Skip to main content

Continuing education for kindergarten teachers and management training for kindergarten heads 2017/2018

  • Engelsk sammendrag av Fafo-rapport 2018:30
  • Ragnhild Steen Jensen, Mona Bråten, Jørgen Svalund og Niri Talberg
  • 14. desember 2018

This report examines the experiences of kindergarten teachers and heads who have participated in continuing education and management training in 2017/2018.The issues we address relate to how participants in continuing education for kindergarten teachers and management training respectively assess the content, organisation, learning outcomes and quality of their courses. We also examine issues related to how the continuing education has contributed to changes in practice and the sharing of knowledge, the allocation of organisational funding and the reasons behind course drop-out rates.

The main data source is a quantitative survey that was sent to all kindergarten teachers and heads who successfully applied to undertake continuing education under the auspices of the strategy on competence for the kindergarten of tomorrow (Kompetanse for framtidens barnehage) in the academic year 2017/2018. In order to learn more about the kindergarten-participant interaction, and the challenges faced by kindergartens and continuing education participants, we have conducted qualitative interviews in four kindergartens. In addition, we interviewed three participants who dropped out and three kindergarten heads who have participated in management training.

The findings from the survey, the case study of the kindergartens and the interviews of kindergarten heads all showed that the participants – teachers and heads – considered the courses to be good, relevant and interesting, regardless of the field of study or learning institution.

The participants also described how the education/training was demanding, since the majority were undertaking it in combination with full-time work and family life.

The organisation of the courses as group sessions was generally considered in a positive light, and led to low absence levels from the kindergarten. It also enabled participants to meet other students and lecturers face to face, and to discuss the subject in a professional environment. Most participants found there was a good balance between theory, reflection and methodology. Some would have liked to work more specifically on aspects of their own kindergarten and to receive more guidance/feedback on written submissions.

The survey shows that most of the kindergarten teachers believed that they share the knowledge gained through the courses with the other kindergarten staff. The heads of the kindergartens in the case study are generally positive to kindergarten teachers taking continuing education. They find that it is good for the kindergarten, which gains a new impetus and learns new ways of working, and is important for the individual. However, opinions seem to differ on the extent to which the learning benefits the kindergarten and how much of the new knowledge is actually shared.

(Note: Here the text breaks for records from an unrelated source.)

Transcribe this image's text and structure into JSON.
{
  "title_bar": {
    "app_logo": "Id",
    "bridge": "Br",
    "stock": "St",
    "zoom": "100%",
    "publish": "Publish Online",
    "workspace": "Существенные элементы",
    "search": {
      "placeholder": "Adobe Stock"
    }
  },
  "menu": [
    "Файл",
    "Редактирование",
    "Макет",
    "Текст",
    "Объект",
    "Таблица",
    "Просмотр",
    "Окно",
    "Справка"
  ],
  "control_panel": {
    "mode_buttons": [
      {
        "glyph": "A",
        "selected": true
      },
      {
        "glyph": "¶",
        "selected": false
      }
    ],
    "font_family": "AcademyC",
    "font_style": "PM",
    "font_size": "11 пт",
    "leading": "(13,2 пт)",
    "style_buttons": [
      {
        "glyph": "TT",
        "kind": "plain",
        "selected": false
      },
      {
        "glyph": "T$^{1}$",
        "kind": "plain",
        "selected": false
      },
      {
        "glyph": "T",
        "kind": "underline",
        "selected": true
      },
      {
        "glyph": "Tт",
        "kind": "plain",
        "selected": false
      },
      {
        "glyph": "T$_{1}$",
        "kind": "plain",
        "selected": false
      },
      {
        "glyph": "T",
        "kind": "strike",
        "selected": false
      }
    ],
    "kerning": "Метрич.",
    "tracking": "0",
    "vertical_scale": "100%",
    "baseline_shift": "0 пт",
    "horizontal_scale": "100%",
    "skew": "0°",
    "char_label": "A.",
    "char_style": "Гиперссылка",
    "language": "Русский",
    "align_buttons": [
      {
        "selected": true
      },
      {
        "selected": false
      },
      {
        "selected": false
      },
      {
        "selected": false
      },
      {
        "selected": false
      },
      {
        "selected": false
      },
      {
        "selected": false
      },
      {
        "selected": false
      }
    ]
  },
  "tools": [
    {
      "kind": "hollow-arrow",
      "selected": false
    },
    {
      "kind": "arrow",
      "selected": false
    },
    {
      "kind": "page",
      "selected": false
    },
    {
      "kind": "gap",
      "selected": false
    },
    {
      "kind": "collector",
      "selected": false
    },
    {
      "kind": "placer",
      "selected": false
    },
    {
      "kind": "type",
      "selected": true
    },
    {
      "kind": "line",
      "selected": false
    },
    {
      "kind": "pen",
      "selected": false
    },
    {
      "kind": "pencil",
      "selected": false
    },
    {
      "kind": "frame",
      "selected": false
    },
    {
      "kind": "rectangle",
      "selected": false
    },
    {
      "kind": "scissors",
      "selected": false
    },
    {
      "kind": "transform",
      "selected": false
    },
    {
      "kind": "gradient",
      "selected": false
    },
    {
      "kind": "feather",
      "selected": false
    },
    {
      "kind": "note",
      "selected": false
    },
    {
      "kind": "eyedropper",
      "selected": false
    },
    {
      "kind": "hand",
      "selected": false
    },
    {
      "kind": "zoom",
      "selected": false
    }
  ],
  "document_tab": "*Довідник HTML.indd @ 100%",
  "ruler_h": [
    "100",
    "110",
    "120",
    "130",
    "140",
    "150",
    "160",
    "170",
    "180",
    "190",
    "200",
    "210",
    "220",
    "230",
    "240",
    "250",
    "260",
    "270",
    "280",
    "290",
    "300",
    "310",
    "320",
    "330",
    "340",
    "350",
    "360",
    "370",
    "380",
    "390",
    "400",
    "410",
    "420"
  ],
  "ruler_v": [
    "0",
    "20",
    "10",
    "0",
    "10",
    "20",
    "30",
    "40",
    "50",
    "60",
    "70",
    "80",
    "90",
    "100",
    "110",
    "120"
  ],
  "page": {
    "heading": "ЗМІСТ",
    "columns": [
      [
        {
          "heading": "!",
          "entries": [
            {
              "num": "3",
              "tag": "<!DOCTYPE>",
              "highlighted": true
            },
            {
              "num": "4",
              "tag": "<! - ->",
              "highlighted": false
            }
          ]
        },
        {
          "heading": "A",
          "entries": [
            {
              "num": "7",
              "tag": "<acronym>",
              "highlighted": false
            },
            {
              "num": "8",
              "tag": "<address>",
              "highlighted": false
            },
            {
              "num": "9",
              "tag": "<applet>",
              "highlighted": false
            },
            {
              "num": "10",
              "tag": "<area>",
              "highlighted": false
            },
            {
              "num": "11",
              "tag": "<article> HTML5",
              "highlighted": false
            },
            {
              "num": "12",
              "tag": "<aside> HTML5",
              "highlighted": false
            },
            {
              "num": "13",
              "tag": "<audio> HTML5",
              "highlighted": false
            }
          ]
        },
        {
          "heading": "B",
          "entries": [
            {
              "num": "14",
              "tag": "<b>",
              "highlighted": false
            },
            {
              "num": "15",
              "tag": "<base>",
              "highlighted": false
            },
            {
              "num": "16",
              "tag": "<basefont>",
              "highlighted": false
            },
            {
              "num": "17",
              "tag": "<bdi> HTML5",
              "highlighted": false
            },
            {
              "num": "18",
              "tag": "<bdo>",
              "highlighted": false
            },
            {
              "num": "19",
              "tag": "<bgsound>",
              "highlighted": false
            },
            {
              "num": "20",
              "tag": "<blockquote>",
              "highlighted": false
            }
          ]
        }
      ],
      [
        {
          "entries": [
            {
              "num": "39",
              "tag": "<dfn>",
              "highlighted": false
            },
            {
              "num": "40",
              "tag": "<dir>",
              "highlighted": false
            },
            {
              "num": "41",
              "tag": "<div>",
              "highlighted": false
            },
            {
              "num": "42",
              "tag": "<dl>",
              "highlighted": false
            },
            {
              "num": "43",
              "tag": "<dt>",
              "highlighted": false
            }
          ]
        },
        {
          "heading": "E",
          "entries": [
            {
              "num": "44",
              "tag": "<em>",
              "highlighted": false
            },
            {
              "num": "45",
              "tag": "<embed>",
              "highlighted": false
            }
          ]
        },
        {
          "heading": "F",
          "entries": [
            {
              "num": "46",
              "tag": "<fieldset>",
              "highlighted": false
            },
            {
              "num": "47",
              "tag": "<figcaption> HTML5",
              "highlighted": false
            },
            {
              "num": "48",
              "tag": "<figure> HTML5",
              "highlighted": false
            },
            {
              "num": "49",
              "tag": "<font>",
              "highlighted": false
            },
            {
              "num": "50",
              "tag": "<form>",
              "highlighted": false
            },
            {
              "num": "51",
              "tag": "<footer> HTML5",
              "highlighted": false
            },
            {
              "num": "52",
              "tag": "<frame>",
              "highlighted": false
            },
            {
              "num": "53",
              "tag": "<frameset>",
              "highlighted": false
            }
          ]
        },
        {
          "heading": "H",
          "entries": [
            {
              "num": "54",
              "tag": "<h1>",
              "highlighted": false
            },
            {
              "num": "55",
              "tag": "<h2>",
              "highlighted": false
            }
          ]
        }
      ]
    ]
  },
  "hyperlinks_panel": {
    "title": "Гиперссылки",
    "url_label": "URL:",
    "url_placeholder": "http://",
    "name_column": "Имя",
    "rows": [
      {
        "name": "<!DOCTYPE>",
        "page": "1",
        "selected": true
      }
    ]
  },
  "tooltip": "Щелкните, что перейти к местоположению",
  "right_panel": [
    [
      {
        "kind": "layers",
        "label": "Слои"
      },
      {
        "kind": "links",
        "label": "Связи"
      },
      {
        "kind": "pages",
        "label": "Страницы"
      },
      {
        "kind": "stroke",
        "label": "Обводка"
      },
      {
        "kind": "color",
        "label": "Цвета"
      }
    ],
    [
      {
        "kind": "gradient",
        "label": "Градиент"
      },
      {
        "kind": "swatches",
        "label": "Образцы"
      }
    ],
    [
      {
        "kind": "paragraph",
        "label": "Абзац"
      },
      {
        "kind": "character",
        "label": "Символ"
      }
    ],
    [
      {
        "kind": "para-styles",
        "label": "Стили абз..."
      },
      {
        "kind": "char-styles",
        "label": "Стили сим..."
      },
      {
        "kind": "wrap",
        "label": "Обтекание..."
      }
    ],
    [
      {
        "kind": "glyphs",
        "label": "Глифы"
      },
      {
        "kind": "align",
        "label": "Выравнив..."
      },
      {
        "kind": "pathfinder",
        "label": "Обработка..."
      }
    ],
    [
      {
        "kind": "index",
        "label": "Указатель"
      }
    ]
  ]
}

The findings from the survey and the qualitative interviews reflected the importance of the organisational funding, both for covering the individual’s expenses and for the provision of temporary staff to cover absences. The survey also provided participants with the opportunity to comment on their kindergarten’s facilitation practices and its allocation of organisational funding. The responses imply consider-able differences between kindergartens in these respects.

The participants, both the kindergarten teachers and the heads who undertook management training, generally expressed that they were satisfied with the course content. The findings from the kindergartens in the case study indicated that the size of a kindergarten had a greater impact on participation, organisation and the sharing of competence than whether it was privately or publicly owned. There were no significant differences between the two large kindergartens in the case study regardless of ownership. When staff are absent due to participation in group sessions etc., large kindergartens generally have a greater capacity to be more flexible and adaptable than the small kindergartens.

In general, we find that most kindergarten teachers and heads are positive to the continuing education provision. Learning outcomes are high, the syllabus is suitably challenging, and the gains are beneficial. There is little variation in the answers, and little that separates the participants.